Despite the urgent need for increased global cooperation, such cooperation has been slipping away in recent years. Technological advances in transport, communication, and information have brought us closer together than ever economically. Market forces harnessed to those technologies have created a global division of labor of unsurpassed complexity and productivity and played a major role in lifting hundreds of millions of people out of extreme poverty.
Yet even as the global economy has become more intertwined, global society has seemed to become more divided, acrimonious, and fearful. Fleets of jumbo jets ply the skies of our interconnected global economy, yet our fear of terrorism is so that great we are rationed in the toothpaste and shampoo that we can carry onto the planes.

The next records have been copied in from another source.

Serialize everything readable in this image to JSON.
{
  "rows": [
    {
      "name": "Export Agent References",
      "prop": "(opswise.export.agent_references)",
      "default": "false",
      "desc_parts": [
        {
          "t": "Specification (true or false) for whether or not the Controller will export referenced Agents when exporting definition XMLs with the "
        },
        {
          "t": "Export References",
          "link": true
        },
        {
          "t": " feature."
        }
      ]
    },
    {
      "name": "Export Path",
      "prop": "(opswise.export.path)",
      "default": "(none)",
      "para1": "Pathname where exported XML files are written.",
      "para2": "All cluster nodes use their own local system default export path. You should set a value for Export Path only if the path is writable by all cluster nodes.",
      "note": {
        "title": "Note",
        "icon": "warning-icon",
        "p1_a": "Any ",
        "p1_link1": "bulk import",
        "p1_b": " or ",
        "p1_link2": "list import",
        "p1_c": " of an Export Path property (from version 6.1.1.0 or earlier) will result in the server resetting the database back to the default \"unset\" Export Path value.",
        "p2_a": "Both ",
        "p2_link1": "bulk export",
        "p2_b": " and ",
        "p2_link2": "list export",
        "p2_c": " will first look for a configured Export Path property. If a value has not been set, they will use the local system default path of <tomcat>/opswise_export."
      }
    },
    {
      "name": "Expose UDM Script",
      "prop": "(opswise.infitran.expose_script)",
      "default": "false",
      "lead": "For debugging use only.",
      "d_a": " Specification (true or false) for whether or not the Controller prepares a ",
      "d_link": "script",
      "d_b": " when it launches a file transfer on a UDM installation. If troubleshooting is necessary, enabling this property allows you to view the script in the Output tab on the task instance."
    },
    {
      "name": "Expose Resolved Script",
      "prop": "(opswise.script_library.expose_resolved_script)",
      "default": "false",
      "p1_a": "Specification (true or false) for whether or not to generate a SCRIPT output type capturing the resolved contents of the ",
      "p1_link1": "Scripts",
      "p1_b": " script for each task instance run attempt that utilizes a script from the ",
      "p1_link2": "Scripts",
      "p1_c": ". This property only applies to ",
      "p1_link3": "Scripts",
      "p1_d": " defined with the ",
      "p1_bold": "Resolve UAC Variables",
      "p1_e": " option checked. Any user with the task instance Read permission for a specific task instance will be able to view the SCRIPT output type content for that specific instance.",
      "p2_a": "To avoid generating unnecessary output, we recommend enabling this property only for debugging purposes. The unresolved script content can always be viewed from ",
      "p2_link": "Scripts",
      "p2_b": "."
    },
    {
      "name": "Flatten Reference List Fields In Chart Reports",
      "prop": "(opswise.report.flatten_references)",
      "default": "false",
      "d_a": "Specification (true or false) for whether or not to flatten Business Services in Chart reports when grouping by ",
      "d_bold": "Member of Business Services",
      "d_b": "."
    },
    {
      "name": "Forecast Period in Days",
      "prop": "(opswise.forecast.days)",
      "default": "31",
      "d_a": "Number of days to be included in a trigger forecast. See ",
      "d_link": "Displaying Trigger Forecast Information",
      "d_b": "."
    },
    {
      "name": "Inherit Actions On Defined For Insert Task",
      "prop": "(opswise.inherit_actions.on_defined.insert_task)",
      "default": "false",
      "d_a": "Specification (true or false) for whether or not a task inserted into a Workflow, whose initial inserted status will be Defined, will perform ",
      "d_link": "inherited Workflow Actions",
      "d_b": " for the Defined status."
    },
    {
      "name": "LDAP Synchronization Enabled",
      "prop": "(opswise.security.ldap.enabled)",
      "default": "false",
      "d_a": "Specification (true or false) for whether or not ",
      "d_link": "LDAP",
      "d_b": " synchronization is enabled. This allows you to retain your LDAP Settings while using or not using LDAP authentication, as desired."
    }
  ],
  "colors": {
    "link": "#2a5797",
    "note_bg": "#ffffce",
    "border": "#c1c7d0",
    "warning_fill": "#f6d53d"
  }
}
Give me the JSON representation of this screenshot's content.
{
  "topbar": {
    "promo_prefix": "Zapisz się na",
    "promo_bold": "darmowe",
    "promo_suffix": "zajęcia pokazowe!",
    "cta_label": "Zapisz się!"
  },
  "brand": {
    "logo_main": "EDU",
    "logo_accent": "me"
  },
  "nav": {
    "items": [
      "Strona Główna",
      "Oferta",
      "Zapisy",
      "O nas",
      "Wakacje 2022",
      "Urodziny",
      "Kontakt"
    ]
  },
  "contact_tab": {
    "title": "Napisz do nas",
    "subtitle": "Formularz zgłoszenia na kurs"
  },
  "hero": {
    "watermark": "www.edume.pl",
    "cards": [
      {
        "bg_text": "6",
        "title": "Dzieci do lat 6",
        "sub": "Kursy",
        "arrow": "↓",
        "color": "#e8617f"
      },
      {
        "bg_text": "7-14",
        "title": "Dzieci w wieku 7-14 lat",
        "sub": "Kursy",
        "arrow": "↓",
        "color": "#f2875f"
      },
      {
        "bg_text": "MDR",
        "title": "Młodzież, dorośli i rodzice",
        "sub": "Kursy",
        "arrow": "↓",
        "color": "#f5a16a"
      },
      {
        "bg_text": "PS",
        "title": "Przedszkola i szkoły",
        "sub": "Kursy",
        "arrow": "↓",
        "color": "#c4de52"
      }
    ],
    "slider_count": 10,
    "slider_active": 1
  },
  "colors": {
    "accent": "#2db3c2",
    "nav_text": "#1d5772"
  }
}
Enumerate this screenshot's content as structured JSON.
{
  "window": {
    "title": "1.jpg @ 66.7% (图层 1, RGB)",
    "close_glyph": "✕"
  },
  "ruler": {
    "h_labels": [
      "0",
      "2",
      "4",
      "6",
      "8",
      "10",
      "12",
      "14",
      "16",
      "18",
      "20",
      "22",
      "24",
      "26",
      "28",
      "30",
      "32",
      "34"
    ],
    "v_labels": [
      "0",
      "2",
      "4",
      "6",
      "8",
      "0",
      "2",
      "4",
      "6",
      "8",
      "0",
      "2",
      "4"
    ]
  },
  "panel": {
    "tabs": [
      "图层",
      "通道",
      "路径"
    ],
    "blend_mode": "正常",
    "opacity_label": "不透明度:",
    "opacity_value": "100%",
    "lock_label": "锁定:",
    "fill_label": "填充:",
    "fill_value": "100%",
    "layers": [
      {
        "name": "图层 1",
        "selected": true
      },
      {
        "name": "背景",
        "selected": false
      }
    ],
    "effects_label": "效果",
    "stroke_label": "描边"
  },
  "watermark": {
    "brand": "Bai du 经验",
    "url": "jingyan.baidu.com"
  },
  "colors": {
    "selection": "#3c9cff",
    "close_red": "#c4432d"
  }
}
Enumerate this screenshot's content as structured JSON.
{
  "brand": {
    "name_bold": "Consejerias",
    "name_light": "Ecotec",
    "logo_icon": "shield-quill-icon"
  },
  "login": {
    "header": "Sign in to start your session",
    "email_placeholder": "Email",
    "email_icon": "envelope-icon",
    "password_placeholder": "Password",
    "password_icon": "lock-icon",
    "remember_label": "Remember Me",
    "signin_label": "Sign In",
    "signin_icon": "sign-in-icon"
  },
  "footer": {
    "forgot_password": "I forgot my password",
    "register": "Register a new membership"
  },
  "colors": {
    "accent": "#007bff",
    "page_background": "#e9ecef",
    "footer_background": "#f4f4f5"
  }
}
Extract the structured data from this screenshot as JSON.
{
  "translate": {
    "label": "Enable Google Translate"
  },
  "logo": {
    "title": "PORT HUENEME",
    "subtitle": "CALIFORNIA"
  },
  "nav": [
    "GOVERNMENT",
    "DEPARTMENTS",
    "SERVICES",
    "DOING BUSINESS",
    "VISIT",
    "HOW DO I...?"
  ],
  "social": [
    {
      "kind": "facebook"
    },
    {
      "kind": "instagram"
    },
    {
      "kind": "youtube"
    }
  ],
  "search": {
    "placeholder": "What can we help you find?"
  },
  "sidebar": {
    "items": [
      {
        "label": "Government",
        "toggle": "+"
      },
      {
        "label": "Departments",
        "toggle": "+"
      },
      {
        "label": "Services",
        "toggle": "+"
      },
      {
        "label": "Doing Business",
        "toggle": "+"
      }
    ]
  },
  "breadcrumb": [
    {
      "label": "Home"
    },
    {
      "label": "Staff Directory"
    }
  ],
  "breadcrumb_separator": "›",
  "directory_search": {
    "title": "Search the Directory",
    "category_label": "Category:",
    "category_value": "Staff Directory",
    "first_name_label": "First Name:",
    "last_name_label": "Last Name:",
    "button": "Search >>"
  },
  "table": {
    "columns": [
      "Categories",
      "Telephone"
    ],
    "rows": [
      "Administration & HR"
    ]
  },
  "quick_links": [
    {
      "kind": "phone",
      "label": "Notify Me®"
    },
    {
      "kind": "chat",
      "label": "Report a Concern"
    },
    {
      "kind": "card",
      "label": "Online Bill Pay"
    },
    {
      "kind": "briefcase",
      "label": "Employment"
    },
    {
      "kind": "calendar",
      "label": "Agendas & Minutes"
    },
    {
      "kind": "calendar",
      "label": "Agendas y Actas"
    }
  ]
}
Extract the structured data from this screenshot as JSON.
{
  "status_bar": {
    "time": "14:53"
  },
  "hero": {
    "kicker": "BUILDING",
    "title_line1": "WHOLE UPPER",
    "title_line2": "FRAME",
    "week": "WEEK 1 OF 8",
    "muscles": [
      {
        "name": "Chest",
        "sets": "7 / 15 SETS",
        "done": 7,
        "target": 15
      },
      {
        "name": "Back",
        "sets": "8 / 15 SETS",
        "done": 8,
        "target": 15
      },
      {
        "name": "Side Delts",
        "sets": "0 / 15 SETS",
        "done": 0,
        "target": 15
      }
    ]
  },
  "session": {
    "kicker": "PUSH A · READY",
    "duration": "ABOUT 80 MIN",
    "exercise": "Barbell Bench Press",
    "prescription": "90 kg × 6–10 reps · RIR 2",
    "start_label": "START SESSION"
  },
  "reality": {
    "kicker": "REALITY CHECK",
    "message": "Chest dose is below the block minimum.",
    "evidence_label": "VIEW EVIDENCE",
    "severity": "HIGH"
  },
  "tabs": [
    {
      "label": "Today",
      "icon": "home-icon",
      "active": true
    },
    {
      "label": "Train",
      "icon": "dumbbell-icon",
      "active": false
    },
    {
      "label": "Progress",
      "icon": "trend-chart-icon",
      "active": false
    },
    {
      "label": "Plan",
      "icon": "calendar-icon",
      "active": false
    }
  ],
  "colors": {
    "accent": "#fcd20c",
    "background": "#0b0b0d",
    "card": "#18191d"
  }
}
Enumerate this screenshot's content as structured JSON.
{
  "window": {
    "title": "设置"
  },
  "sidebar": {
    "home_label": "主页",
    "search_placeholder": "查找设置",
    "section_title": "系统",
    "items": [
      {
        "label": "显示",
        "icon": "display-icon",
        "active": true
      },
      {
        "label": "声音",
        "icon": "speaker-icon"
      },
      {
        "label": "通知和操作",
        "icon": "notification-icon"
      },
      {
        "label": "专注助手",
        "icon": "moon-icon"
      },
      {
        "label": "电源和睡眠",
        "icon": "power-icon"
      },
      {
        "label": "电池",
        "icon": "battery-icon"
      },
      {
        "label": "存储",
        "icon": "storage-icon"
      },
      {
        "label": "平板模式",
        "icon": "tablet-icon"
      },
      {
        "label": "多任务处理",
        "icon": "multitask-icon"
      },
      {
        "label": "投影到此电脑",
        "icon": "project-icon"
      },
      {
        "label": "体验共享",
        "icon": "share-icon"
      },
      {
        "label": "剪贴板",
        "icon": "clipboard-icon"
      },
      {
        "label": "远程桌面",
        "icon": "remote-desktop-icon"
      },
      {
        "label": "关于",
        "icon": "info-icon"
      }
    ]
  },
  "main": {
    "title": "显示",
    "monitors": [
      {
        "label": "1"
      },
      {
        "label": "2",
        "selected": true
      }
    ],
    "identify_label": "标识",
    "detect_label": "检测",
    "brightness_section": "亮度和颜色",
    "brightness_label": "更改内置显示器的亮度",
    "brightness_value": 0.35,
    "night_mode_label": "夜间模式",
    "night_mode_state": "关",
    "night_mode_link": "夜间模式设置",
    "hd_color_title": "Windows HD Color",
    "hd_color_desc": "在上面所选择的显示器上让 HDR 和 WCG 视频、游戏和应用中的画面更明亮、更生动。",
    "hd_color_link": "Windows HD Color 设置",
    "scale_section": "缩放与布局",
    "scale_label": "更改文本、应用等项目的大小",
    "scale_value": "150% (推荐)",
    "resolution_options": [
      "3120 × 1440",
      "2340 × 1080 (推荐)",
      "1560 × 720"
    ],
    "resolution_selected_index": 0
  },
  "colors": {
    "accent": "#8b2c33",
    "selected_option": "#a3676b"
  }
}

The paradox of a unified global economy and divided global society poses the single greatest threat to the planet because it makes impossible the cooperation needed to address, the remaining challenges. A clash of civilizations, if we survived one, would undo all that humanity has built and would cast a shadow for generations to come. We've actually been there before. The first great wave of globalization in the nineteenth century ended up in the blood-drenched trenches of Europe in World War I. It is especially sobering to realize that before August 1914, globalization and the march of science seemed assured, as they seem to many today.